— Problem description —
The entries are to be repeated verbatim, with nothing left out.

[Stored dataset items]
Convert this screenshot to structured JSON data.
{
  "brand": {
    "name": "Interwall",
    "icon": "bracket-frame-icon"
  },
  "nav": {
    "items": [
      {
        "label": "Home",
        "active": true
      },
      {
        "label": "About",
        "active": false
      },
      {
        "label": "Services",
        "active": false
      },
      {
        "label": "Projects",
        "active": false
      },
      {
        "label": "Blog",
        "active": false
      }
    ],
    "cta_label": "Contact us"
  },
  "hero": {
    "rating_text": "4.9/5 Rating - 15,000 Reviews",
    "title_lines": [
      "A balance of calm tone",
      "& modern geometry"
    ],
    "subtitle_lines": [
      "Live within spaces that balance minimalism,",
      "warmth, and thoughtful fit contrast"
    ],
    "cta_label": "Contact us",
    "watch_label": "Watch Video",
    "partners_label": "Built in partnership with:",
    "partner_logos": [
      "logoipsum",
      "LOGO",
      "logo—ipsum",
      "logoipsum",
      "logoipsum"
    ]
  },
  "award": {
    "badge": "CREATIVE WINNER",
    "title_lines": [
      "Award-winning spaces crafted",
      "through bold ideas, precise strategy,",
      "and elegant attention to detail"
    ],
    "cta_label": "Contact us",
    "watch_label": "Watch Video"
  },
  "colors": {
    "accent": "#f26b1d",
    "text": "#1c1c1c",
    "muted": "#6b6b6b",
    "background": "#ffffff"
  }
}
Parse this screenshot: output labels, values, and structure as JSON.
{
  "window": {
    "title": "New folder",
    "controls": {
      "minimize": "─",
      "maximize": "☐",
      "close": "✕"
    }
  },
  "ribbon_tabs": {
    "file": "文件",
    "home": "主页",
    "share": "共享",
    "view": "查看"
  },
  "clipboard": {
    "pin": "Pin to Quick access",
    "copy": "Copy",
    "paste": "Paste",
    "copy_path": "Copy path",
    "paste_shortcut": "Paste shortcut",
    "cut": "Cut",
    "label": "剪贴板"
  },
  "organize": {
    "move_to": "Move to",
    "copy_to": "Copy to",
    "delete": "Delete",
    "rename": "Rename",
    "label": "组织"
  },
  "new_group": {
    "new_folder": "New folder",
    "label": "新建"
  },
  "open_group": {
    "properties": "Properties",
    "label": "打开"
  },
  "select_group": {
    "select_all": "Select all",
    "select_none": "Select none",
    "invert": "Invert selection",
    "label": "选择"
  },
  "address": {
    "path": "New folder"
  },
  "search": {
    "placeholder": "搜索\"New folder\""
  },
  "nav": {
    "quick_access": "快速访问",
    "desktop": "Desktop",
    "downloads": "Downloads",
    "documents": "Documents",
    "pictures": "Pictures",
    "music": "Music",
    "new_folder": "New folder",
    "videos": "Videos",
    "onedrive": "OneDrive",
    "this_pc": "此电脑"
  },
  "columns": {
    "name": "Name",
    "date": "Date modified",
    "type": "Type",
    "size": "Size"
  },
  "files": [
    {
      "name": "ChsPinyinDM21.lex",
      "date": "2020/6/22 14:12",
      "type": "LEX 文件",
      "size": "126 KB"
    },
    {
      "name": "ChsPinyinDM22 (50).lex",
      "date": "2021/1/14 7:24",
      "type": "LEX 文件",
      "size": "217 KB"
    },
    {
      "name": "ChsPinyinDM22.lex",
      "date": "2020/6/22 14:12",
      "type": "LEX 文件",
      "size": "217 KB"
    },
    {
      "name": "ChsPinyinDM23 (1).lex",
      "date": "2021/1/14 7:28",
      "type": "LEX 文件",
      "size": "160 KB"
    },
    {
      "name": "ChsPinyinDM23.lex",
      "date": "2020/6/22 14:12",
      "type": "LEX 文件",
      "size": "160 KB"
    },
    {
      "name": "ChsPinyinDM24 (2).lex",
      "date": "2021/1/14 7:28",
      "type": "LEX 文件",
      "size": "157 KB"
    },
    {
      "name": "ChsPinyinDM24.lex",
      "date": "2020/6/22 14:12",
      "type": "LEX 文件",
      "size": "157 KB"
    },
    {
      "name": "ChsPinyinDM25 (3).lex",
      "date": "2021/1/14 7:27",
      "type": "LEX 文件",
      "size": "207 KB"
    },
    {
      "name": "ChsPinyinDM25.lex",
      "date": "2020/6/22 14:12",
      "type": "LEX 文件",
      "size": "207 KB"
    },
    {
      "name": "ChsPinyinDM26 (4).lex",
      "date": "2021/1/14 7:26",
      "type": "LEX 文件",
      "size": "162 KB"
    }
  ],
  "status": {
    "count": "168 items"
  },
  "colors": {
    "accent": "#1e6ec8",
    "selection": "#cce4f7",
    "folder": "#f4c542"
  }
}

— Reply to the task —
Convert this screenshot to structured JSON data.
{
  "brand": {
    "name": "Interwall",
    "icon": "bracket-frame-icon"
  },
  "nav": {
    "items": [
      {
        "label": "Home",
        "active": true
      },
      {
        "label": "About",
        "active": false
      },
      {
        "label": "Services",
        "active": false
      },
      {
        "label": "Projects",
        "active": false
      },
      {
        "label": "Blog",
        "active": false
      }
    ],
    "cta_label": "Contact us"
  },
  "hero": {
    "rating_text": "4.9/5 Rating - 15,000 Reviews",
    "title_lines": [
      "A balance of calm tone",
      "& modern geometry"
    ],
    "subtitle_lines": [
      "Live within spaces that balance minimalism,",
      "warmth, and thoughtful fit contrast"
    ],
    "cta_label": "Contact us",
    "watch_label": "Watch Video",
    "partners_label": "Built in partnership with:",
    "partner_logos": [
      "logoipsum",
      "LOGO",
      "logo—ipsum",
      "logoipsum",
      "logoipsum"
    ]
  },
  "award": {
    "badge": "CREATIVE WINNER",
    "title_lines": [
      "Award-winning spaces crafted",
      "through bold ideas, precise strategy,",
      "and elegant attention to detail"
    ],
    "cta_label": "Contact us",
    "watch_label": "Watch Video"
  },
  "colors": {
    "accent": "#f26b1d",
    "text": "#1c1c1c",
    "muted": "#6b6b6b",
    "background": "#ffffff"
  }
}
Parse this screenshot: output labels, values, and structure as JSON.
{
  "window": {
    "title": "New folder",
    "controls": {
      "minimize": "─",
      "maximize": "☐",
      "close": "✕"
    }
  },
  "ribbon_tabs": {
    "file": "文件",
    "home": "主页",
    "share": "共享",
    "view": "查看"
  },
  "clipboard": {
    "pin": "Pin to Quick access",
    "copy": "Copy",
    "paste": "Paste",
    "copy_path": "Copy path",
    "paste_shortcut": "Paste shortcut",
    "cut": "Cut",
    "label": "剪贴板"
  },
  "organize": {
    "move_to": "Move to",
    "copy_to": "Copy to",
    "delete": "Delete",
    "rename": "Rename",
    "label": "组织"
  },
  "new_group": {
    "new_folder": "New folder",
    "label": "新建"
  },
  "open_group": {
    "properties": "Properties",
    "label": "打开"
  },
  "select_group": {
    "select_all": "Select all",
    "select_none": "Select none",
    "invert": "Invert selection",
    "label": "选择"
  },
  "address": {
    "path": "New folder"
  },
  "search": {
    "placeholder": "搜索\"New folder\""
  },
  "nav": {
    "quick_access": "快速访问",
    "desktop": "Desktop",
    "downloads": "Downloads",
    "documents": "Documents",
    "pictures": "Pictures",
    "music": "Music",
    "new_folder": "New folder",
    "videos": "Videos",
    "onedrive": "OneDrive",
    "this_pc": "此电脑"
  },
  "columns": {
    "name": "Name",
    "date": "Date modified",
    "type": "Type",
    "size": "Size"
  },
  "files": [
    {
      "name": "ChsPinyinDM21.lex",
      "date": "2020/6/22 14:12",
      "type": "LEX 文件",
      "size": "126 KB"
    },
    {
      "name": "ChsPinyinDM22 (50).lex",
      "date": "2021/1/14 7:24",
      "type": "LEX 文件",
      "size": "217 KB"
    },
    {
      "name": "ChsPinyinDM22.lex",
      "date": "2020/6/22 14:12",
      "type": "LEX 文件",
      "size": "217 KB"
    },
    {
      "name": "ChsPinyinDM23 (1).lex",
      "date": "2021/1/14 7:28",
      "type": "LEX 文件",
      "size": "160 KB"
    },
    {
      "name": "ChsPinyinDM23.lex",
      "date": "2020/6/22 14:12",
      "type": "LEX 文件",
      "size": "160 KB"
    },
    {
      "name": "ChsPinyinDM24 (2).lex",
      "date": "2021/1/14 7:28",
      "type": "LEX 文件",
      "size": "157 KB"
    },
    {
      "name": "ChsPinyinDM24.lex",
      "date": "2020/6/22 14:12",
      "type": "LEX 文件",
      "size": "157 KB"
    },
    {
      "name": "ChsPinyinDM25 (3).lex",
      "date": "2021/1/14 7:27",
      "type": "LEX 文件",
      "size": "207 KB"
    },
    {
      "name": "ChsPinyinDM25.lex",
      "date": "2020/6/22 14:12",
      "type": "LEX 文件",
      "size": "207 KB"
    },
    {
      "name": "ChsPinyinDM26 (4).lex",
      "date": "2021/1/14 7:26",
      "type": "LEX 文件",
      "size": "162 KB"
    }
  ],
  "status": {
    "count": "168 items"
  },
  "colors": {
    "accent": "#1e6ec8",
    "selection": "#cce4f7",
    "folder": "#f4c542"
  }
}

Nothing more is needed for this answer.